Jan designs the gardens and does most of the planting and tending of the plants. Joe does the construction projects, and their two grown daughters help out when they can.

"This has been a family project," she said. "I've been slowed down a lot. I couldn't have done it without help."

Seven Years of Experimentation

Before the deck, Jan was a vegetable gardener, growing immense yields in a 2,000 square foot garden. Gardening on the deck, she discovered, was not the same as growing on the ground. So she's been learning and experimenting ever since.

"I try something and if the results are good, I mark it down and go from there," she said. "If the results are bad, well, I've learned something."

She's grown dozens of varieties of vegetables, annuals, herbs and perennials. She even had a maple tree in a pot. It lived for seven years and grew to 17-feet tall until the roots were too big for the pot and it died.

She's had the best luck with annuals and vegetables, and she's found that these plants thrive in containers.

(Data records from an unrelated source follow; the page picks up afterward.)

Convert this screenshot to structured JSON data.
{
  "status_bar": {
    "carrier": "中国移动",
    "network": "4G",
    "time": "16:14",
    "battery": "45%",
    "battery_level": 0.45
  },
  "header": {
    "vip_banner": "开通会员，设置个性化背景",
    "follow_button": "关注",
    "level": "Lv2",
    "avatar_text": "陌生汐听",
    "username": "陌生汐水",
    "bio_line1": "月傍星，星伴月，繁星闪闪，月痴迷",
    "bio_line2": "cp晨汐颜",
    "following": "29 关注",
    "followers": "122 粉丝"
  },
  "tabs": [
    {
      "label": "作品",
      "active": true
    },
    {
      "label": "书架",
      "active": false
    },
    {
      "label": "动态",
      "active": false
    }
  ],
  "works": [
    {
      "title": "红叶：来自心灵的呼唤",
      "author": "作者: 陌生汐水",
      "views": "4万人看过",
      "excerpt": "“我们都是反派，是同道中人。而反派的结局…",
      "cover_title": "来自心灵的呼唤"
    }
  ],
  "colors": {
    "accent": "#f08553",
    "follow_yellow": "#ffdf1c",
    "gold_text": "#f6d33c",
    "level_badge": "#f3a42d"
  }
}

"It's such a clinical setting, and I can control so many variables," she said. "Everything is sooner, bigger and faster. I was done harvesting pumpkins and corn the first week of August this year. Subsequently, everything dies faster too."

The Joy of a Deck

The Godseys spend as much time as they can out on the deck. They eat meals there, read, spend time together, relax.

"It feels good to sit out there at night and listen to the robins and creatures that come up on the deck," Jan said.

She also enjoys making the deck not look like a deck.

"With grasses and tree branches I cut up the very pragmatic lines of an L-shaped deck and make it feel like you're on the ground and meandering through a garden," she said.

This is a garden that she and her family have created together. "The fact that it's still a work in progress and that all our tiny family is involved makes it even more special to me," she said.

Jan's three keys to a great container garden

  1. Water is key
    Jan's biggest challenge is providing enough water for her container plants. The large root systems, sun and wind conspire to go through large amounts of water during the summer. "During July, I've had to water up to four times per day," she said.
    Jan has learned to make sure that all of the plants in a container have the same moisture requirements. She also makes sure to check each container's water needs frequently and thoroughly. "Sticking your finger in the dirt is not enough, you need to stick your hand all the way to the bottom to feel for water," she said.

  2. Monitor and maintain pH
    Because the soil environment is so limited in containers, Jan has found that she must pay extra attention to the soil's pH level.

    "I measure pH periodically and use all kinds of amendments to keep it balanced, like eggshells, coffee grounds, greensand and compost tea," she said.

  3. Follow the pattern of the sun
    On Jan's L-shaped deck each section receives a different amount of sunlight at different times of day. She plans her containers and garden rooms based on this pattern of sunlight and shade.

Last updated: 08/22/2023